Vol. 4: Creating a Cybersecurity Culture

If I were a community bank CEO, I’d include our clients in our security culture and capabilities.

One of the primary responsibilities of a bank is safeguarding clients' financial assets. So at my bank, security wouldn’t just be a feature; it would be part of our DNA. We would invest in state-of-the-art technologies, and employ training and experts to protect the accounts within our institution. However, the modern landscape of threats extends beyond the bank's walls. Our clients would present risks to themselves and the bank. By adopting a few key practices, we would empower and teach our clients to play a pivotal role in bolstering their personal and business security, creating a more secure bank.

Here’s how we would do it:

1. Expand the Culture of Security

Banks should cultivate a culture of security for not just their employees but also their clients. Recognizing the proactive steps clients can take in securing their accounts does more than just safeguard their own assets; it reduces the risk of potential breaches and fraud that could affect the bank as well. It's a shared responsibility in which we both benefit from a strengthened security ecosystem. I think of it as an expanded security perimeter beyond the bank to also include its clients – we’re better and safer together. 

2. Integrate Technology

We would assist clients in embracing better security technologies, such as two-factor authentication (2FA), strong and unique passwords, and cybersecurity software (like Adlumin and Finosec). Our team and partners can guide them through these tools and training and how to best implement them, both for personal and business use.
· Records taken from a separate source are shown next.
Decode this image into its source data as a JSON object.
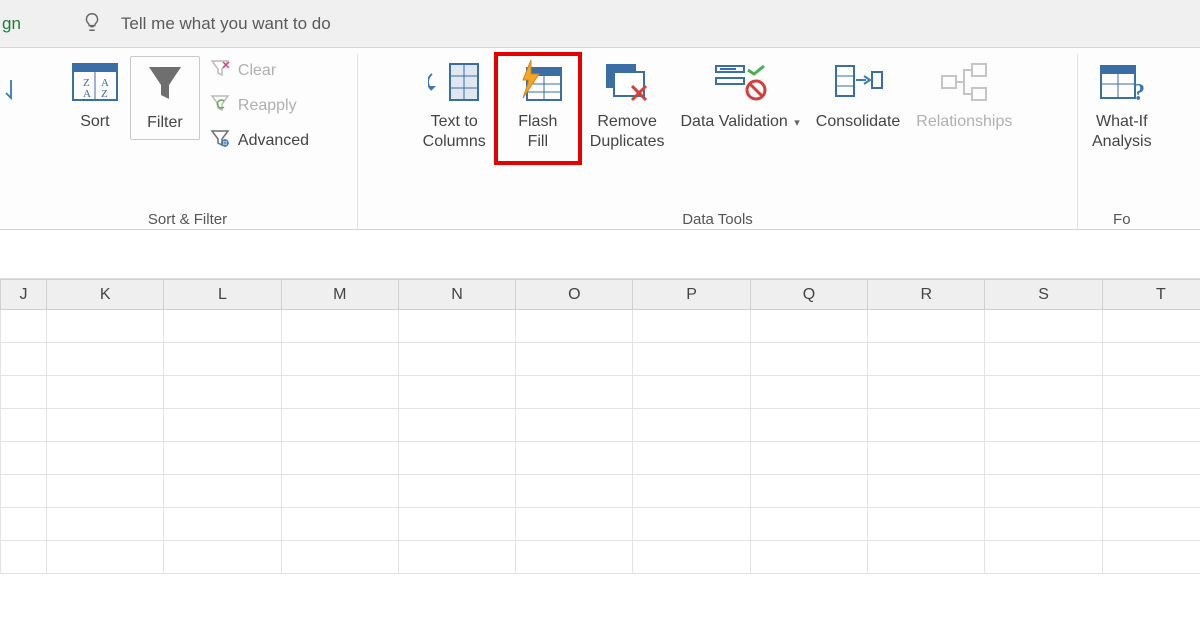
{
  "topbar": {
    "tab_fragment": "gn",
    "tellme": "Tell me what you want to do"
  },
  "ribbon": {
    "group_sort_filter": {
      "sort": "Sort",
      "filter": "Filter",
      "clear": "Clear",
      "reapply": "Reapply",
      "advanced": "Advanced",
      "label": "Sort & Filter"
    },
    "group_data_tools": {
      "text_to_columns": "Text to Columns",
      "flash_fill": "Flash Fill",
      "remove_duplicates": "Remove Duplicates",
      "data_validation": "Data Validation",
      "consolidate": "Consolidate",
      "relationships": "Relationships",
      "label": "Data Tools"
    },
    "group_forecast": {
      "what_if": "What-If Analysis",
      "label": "Fo"
    }
  },
  "columns": [
    "J",
    "K",
    "L",
    "M",
    "N",
    "O",
    "P",
    "Q",
    "R",
    "S",
    "T"
  ],
  "icons": {
    "bulb": "bulb-icon",
    "sort_az": "sort-az-icon",
    "filter": "filter-funnel-icon",
    "clear": "clear-funnel-icon",
    "reapply": "reapply-funnel-icon",
    "advanced": "advanced-funnel-icon",
    "text_to_columns": "text-to-columns-icon",
    "flash_fill": "flash-fill-icon",
    "remove_duplicates": "remove-duplicates-icon",
    "data_validation": "data-validation-icon",
    "consolidate": "consolidate-icon",
    "relationships": "relationships-icon",
    "what_if": "what-if-icon",
    "refresh_arrow": "refresh-arrow-icon"
  }
}
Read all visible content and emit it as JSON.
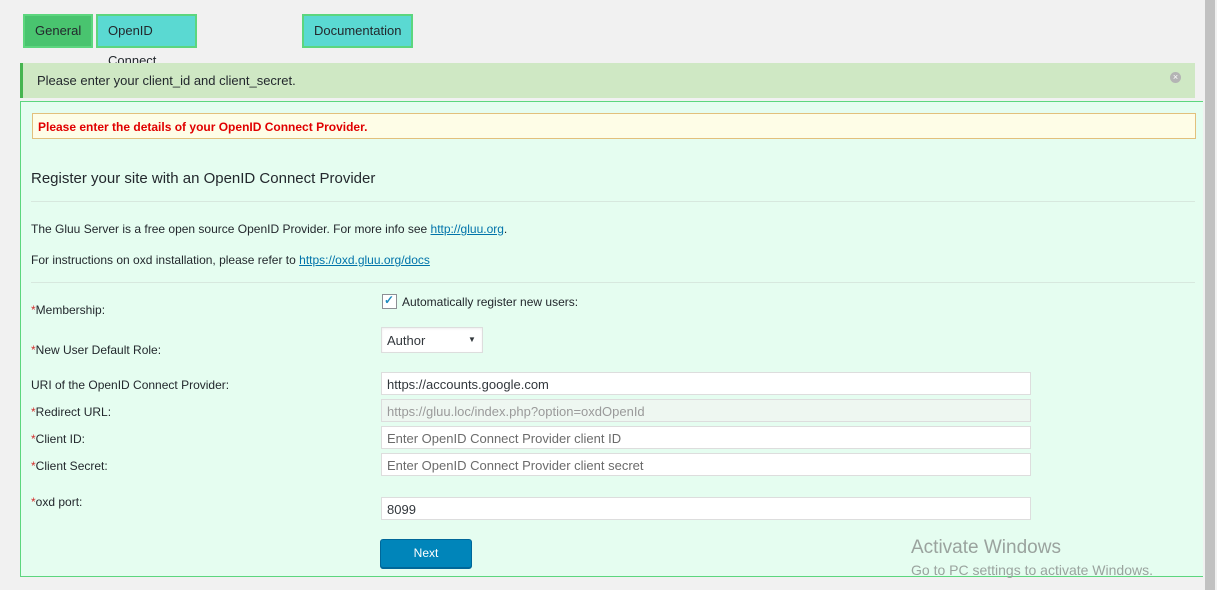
{
  "tabs": [
    {
      "label": "General",
      "active": true
    },
    {
      "label": "OpenID Connect Configuration",
      "active": false
    },
    {
      "label": "Documentation",
      "active": false
    }
  ],
  "notice": {
    "text": "Please enter your client_id and client_secret.",
    "dismiss_icon": "×"
  },
  "warning": {
    "text": "Please enter the details of your OpenID Connect Provider."
  },
  "section": {
    "title": "Register your site with an OpenID Connect Provider",
    "info1_prefix": "The Gluu Server is a free open source OpenID Provider. For more info see ",
    "info1_link": "http://gluu.org",
    "info1_suffix": ".",
    "info2_prefix": "For instructions on oxd installation, please refer to ",
    "info2_link": "https://oxd.gluu.org/docs"
  },
  "form": {
    "required_mark": "*",
    "membership_label": "Membership:",
    "membership_checkbox_label": "Automatically register new users:",
    "membership_checked": true,
    "role_label": "New User Default Role:",
    "role_value": "Author",
    "uri_label": "URI of the OpenID Connect Provider:",
    "uri_value": "https://accounts.google.com",
    "redirect_label": "Redirect URL:",
    "redirect_value": "https://gluu.loc/index.php?option=oxdOpenId",
    "client_id_label": "Client ID:",
    "client_id_placeholder": "Enter OpenID Connect Provider client ID",
    "client_secret_label": "Client Secret:",
    "client_secret_placeholder": "Enter OpenID Connect Provider client secret",
    "port_label": "oxd port:",
    "port_value": "8099",
    "next_label": "Next"
  },
  "watermark": {
    "title": "Activate Windows",
    "subtitle": "Go to PC settings to activate Windows."
  },
  "colors": {
    "tab_active": "#49c46f",
    "tab_inactive": "#5ad9d2",
    "panel_bg": "#e5fdf0",
    "warning_text": "#e00000",
    "button": "#0085ba"
  }
}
3. Provide Educational Initiatives

Knowledge is a potent defense. Bank leaders can provide resources and training to help clients recognize and thwart common cyber threats, such as phishing and social engineering. Beauceron Security, for example, will work with bank clients to train and educate their employees on potential scams to make them the first line of defense against cyber attacks. Empowering the capable teams that they already have can prevent data breaches for their company, other clients and the bank. 

4. Encourage Regular Updates
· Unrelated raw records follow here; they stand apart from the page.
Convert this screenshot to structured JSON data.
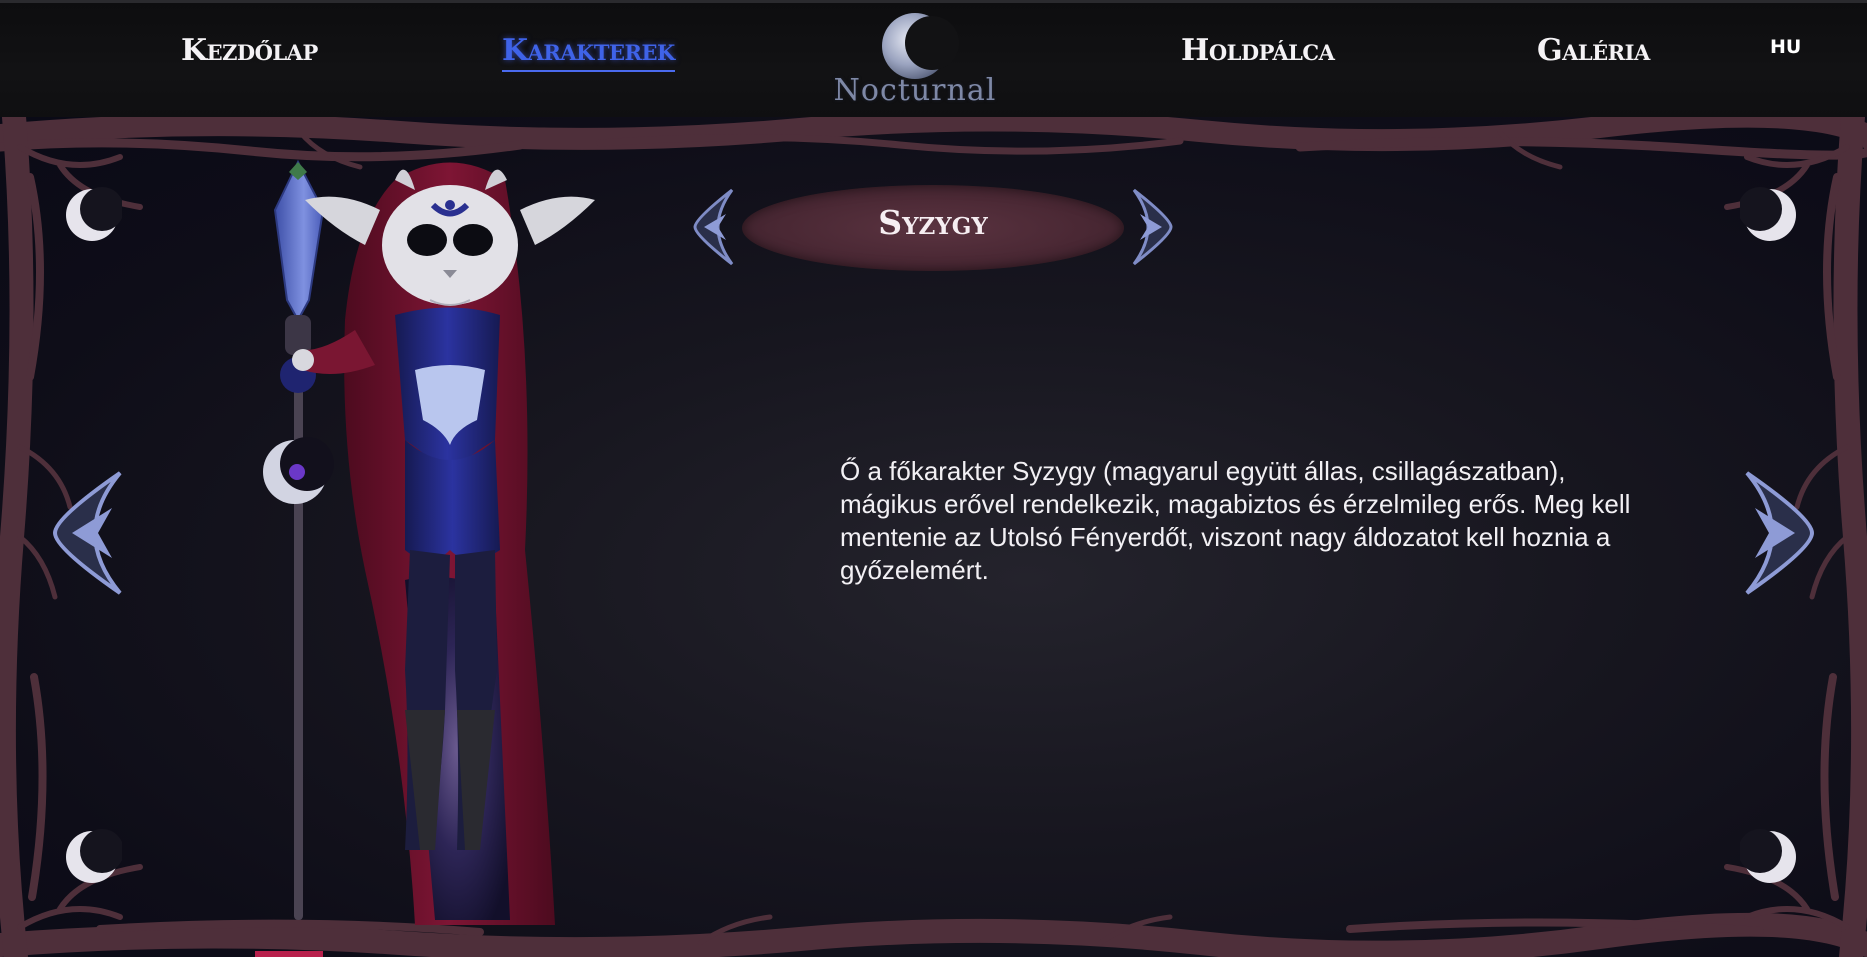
{
  "nav": {
    "home_label": "Kezdőlap",
    "characters_label": "Karakterek",
    "wand_label": "Holdpálca",
    "gallery_label": "Galéria",
    "language": "HU",
    "logo_text": "Nocturnal",
    "active_item": "characters"
  },
  "character": {
    "name": "Syzygy",
    "description": "Ő a főkarakter Syzygy (magyarul együtt állas, csillagászatban), mágikus erővel rendelkezik, magabiztos és érzelmileg erős. Meg kell mentenie az Utolsó Fényerdőt, viszont nagy áldozatot kell hoznia a győzelemért."
  },
  "icons": {
    "prev_small": "chevron-left-icon",
    "next_small": "chevron-right-icon",
    "prev_big": "chevron-left-icon",
    "next_big": "chevron-right-icon",
    "corner": "crescent-moon-icon",
    "logo": "crescent-moon-logo"
  },
  "colors": {
    "active_nav": "#3f63e8",
    "frame_branches": "#4e2f3a",
    "title_plate": "#4a2834",
    "arrow_blue": "#8e9bd6",
    "background": "#17161f"
  }
}
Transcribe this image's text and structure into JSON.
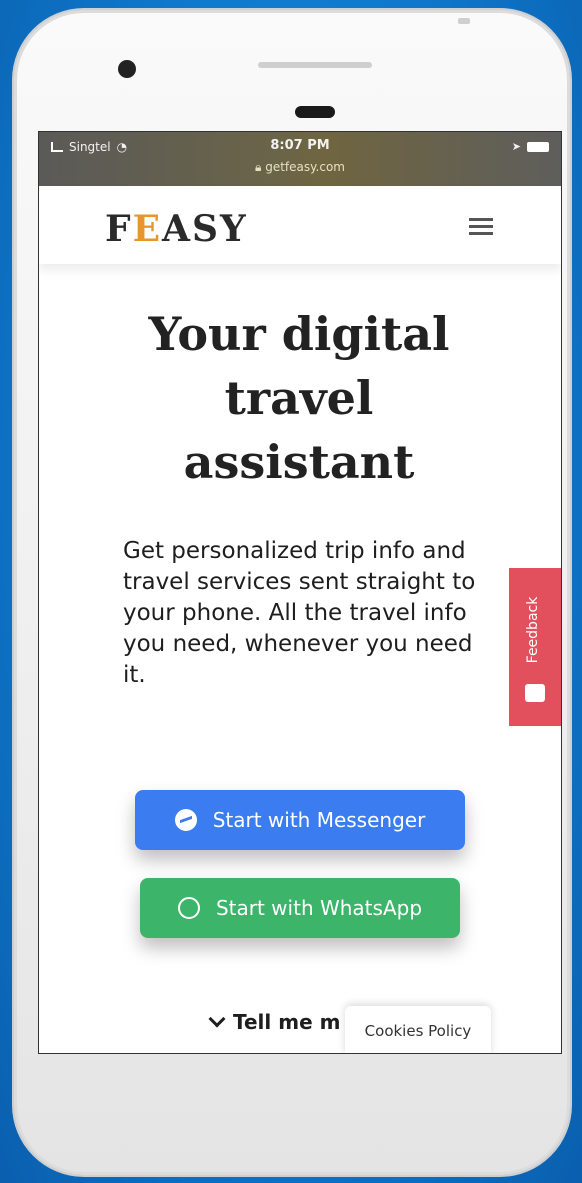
{
  "statusbar": {
    "carrier": "Singtel",
    "time": "8:07 PM",
    "url": "getfeasy.com"
  },
  "navbar": {
    "logo_prefix": "F",
    "logo_accent": "E",
    "logo_suffix": "ASY",
    "menu_icon": "hamburger-icon"
  },
  "hero": {
    "title": "Your digital travel assistant",
    "subtitle": "Get personalized trip info and travel services sent straight to your phone. All the travel info you need, whenever you need it."
  },
  "buttons": {
    "messenger_label": "Start with Messenger",
    "whatsapp_label": "Start with WhatsApp"
  },
  "feedback": {
    "label": "Feedback"
  },
  "footer": {
    "tell_me_label": "Tell me m",
    "cookies_label": "Cookies Policy"
  },
  "colors": {
    "accent": "#e8962a",
    "messenger": "#3b7df0",
    "whatsapp": "#3cb56b",
    "feedback": "#e24f5d"
  }
}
Staying safe requires vigilance. At my community bank, we would encourage our clients to keep their devices and software up to date, as these updates often contain vital security patches. By doing so, they not only protect themselves but also contribute to a safer banking environment.

5. Identify Risk

Clients who embrace a security culture and practices have lower risks, such as the chance that they could be breached and experience significant financial loss from a cyberattack. In commercial loans, for example, I believe that we will start to see more and more requirements for cyber insurance and cybersecurity protection. My bank would help clients start to recognize these risks today, and guide them towards a plan of action.

Trust remains a cornerstone of banks, and collaboratively protecting clients grows and solidifies that trust. Working together, we ensure a safer, more secure financial future.